The Getty Villa
17985 Pacific Coast Highway
Pacific Palisades, CA 90272
(310) 440-7300

General inquiries: villaprograms@getty.edu
Press inquiries: communications@getty.edu or visit our Press Room

HOURS: Weds–Mon: 10 am–5 pm. Closed Tuesdays and on January 1, July 4, Thanksgiving, and December 25.

The Getty Villa is an educational center and museum dedicated to the study of the arts and cultures of ancient Greece, Rome, and Etruria. Public and scholarly programs at the Villa include lectures, seminars, workshops, and symposia, and complement the interdisciplinary activities of the J. Paul Getty Museum, the Getty Research Institute, the Getty Conservation Institute, and the Getty Foundation. The permanent collections of the Museum and the Research Institute, changing exhibitions, the annual scholar research theme, conservation issues, theater productions, and research projects inspire programs for scholars, students, specialized professionals, and general audiences.

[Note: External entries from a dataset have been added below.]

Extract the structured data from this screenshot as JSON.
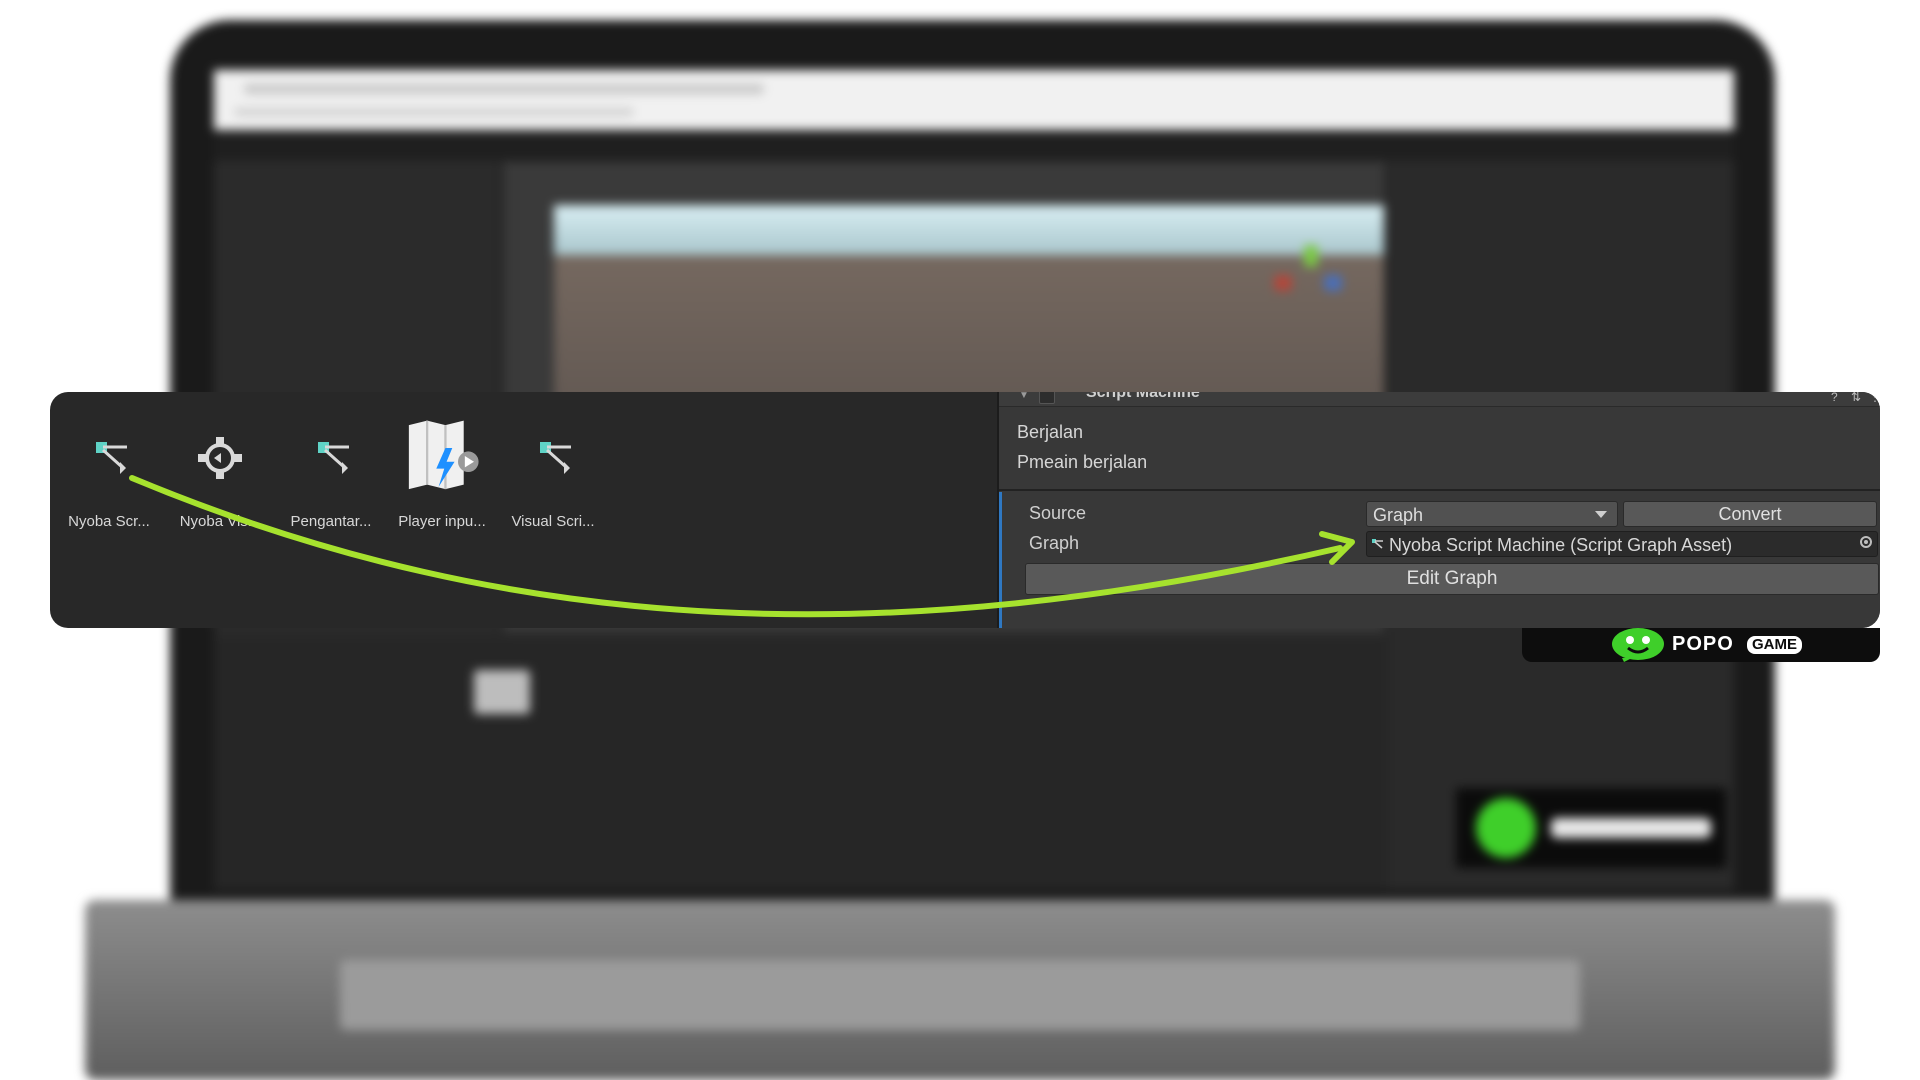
{
  "assets": [
    {
      "label": "Nyoba Scr...",
      "icon": "script-graph-icon"
    },
    {
      "label": "Nyoba Vis...",
      "icon": "state-graph-icon"
    },
    {
      "label": "Pengantar...",
      "icon": "script-graph-icon"
    },
    {
      "label": "Player inpu...",
      "icon": "input-actions-icon"
    },
    {
      "label": "Visual Scri...",
      "icon": "script-graph-icon"
    }
  ],
  "component": {
    "title": "Script Machine",
    "description_title": "Berjalan",
    "description_body": "Pmeain berjalan",
    "source_label": "Source",
    "source_value": "Graph",
    "convert_label": "Convert",
    "graph_label": "Graph",
    "graph_value": "Nyoba Script Machine (Script Graph Asset)",
    "edit_graph_label": "Edit Graph"
  },
  "logo": {
    "text": "POPO",
    "badge": "GAME"
  },
  "colors": {
    "arrow": "#a6e22e",
    "graph_icon": "#5fd3c6",
    "accent": "#2f78c2",
    "logo_green": "#3fcf2a"
  }
}
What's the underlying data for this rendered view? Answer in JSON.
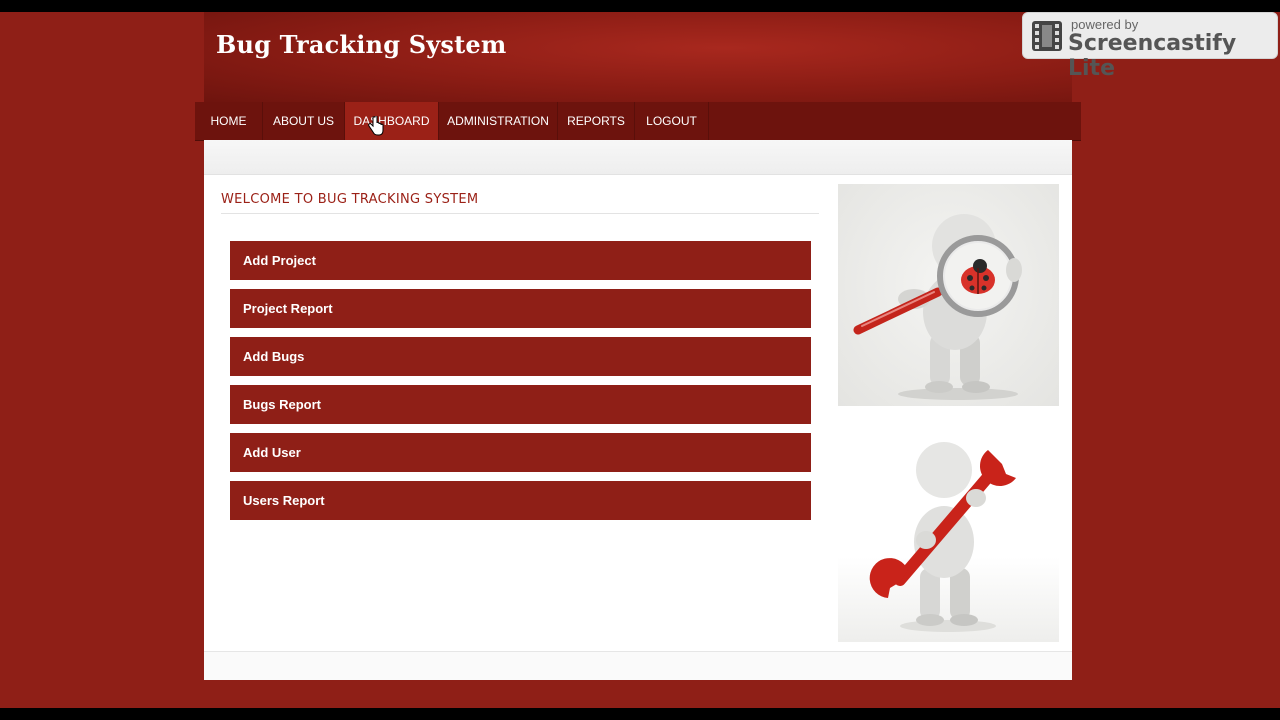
{
  "app": {
    "title": "Bug Tracking System"
  },
  "nav": {
    "items": [
      {
        "label": "HOME"
      },
      {
        "label": "ABOUT US"
      },
      {
        "label": "DASHBOARD",
        "active": true
      },
      {
        "label": "ADMINISTRATION"
      },
      {
        "label": "REPORTS"
      },
      {
        "label": "LOGOUT"
      }
    ]
  },
  "main": {
    "heading": "WELCOME TO BUG TRACKING SYSTEM",
    "actions": [
      {
        "label": "Add Project"
      },
      {
        "label": "Project Report"
      },
      {
        "label": "Add Bugs"
      },
      {
        "label": "Bugs Report"
      },
      {
        "label": "Add User"
      },
      {
        "label": "Users Report"
      }
    ]
  },
  "watermark": {
    "line1": "powered by",
    "line2": "Screencastify Lite"
  },
  "icons": {
    "figure_top": "magnifier-ladybug-figure",
    "figure_bottom": "wrench-figure",
    "cursor": "hand-pointer-icon",
    "badge": "film-strip-icon"
  },
  "colors": {
    "brand": "#8f1f17",
    "nav": "#6d130d",
    "nav_active": "#9b2117",
    "heading": "#9b2117"
  }
}
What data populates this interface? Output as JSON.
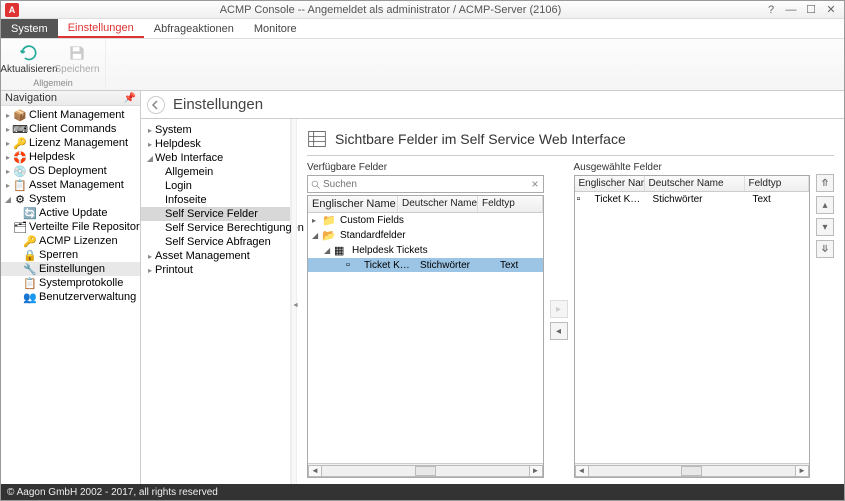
{
  "title": "ACMP Console -- Angemeldet als administrator / ACMP-Server (2106)",
  "appIconLetter": "A",
  "menubar": {
    "system": "System",
    "einstellungen": "Einstellungen",
    "abfrageaktionen": "Abfrageaktionen",
    "monitore": "Monitore"
  },
  "ribbon": {
    "aktualisieren": "Aktualisieren",
    "speichern": "Speichern",
    "group_allgemein": "Allgemein"
  },
  "nav": {
    "header": "Navigation",
    "items": [
      {
        "label": "Client Management"
      },
      {
        "label": "Client Commands"
      },
      {
        "label": "Lizenz Management"
      },
      {
        "label": "Helpdesk"
      },
      {
        "label": "OS Deployment"
      },
      {
        "label": "Asset Management"
      },
      {
        "label": "System",
        "expanded": true,
        "children": [
          {
            "label": "Active Update"
          },
          {
            "label": "Verteilte File Repositories"
          },
          {
            "label": "ACMP Lizenzen"
          },
          {
            "label": "Sperren"
          },
          {
            "label": "Einstellungen",
            "selected": true
          },
          {
            "label": "Systemprotokolle"
          },
          {
            "label": "Benutzerverwaltung"
          }
        ]
      }
    ]
  },
  "settings": {
    "title": "Einstellungen",
    "tree": [
      {
        "label": "System"
      },
      {
        "label": "Helpdesk"
      },
      {
        "label": "Web Interface",
        "expanded": true,
        "children": [
          {
            "label": "Allgemein"
          },
          {
            "label": "Login"
          },
          {
            "label": "Infoseite"
          },
          {
            "label": "Self Service Felder",
            "selected": true
          },
          {
            "label": "Self Service Berechtigungen"
          },
          {
            "label": "Self Service Abfragen"
          }
        ]
      },
      {
        "label": "Asset Management"
      },
      {
        "label": "Printout"
      }
    ]
  },
  "mainPane": {
    "heading": "Sichtbare Felder im Self Service Web Interface",
    "available_label": "Verfügbare Felder",
    "selected_label": "Ausgewählte Felder",
    "search_placeholder": "Suchen",
    "col_en": "Englischer Name",
    "col_de": "Deutscher Name",
    "col_type": "Feldtyp",
    "availableTree": {
      "customFields": "Custom Fields",
      "standardFields": "Standardfelder",
      "helpdeskTickets": "Helpdesk Tickets",
      "row": {
        "en": "Ticket Key...",
        "de": "Stichwörter",
        "type": "Text"
      }
    },
    "selectedRows": [
      {
        "en": "Ticket Keyw...",
        "de": "Stichwörter",
        "type": "Text"
      }
    ]
  },
  "statusbar": "© Aagon GmbH 2002 - 2017, all rights reserved",
  "icons": {
    "fold": "📁",
    "foldOpen": "📂",
    "page": "📄",
    "gear": "⚙",
    "lock": "🔒",
    "key": "🔑",
    "users": "👥",
    "refresh": "↻"
  }
}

Admission to the Getty Villa is always free. An advance, timed ticket is required. Each Villa ticket allows you to bring up to three children ages 15 and under with you in one car. This does not apply to tickets for events, such as lectures and performances. Tickets are available online or by calling (310) 440-7300. Ticket availability is updated weekly for a two-month period. Same-day tickets may also become available online without advance notice. Parking is $15, but $10 for evening events after 5:00 p.m.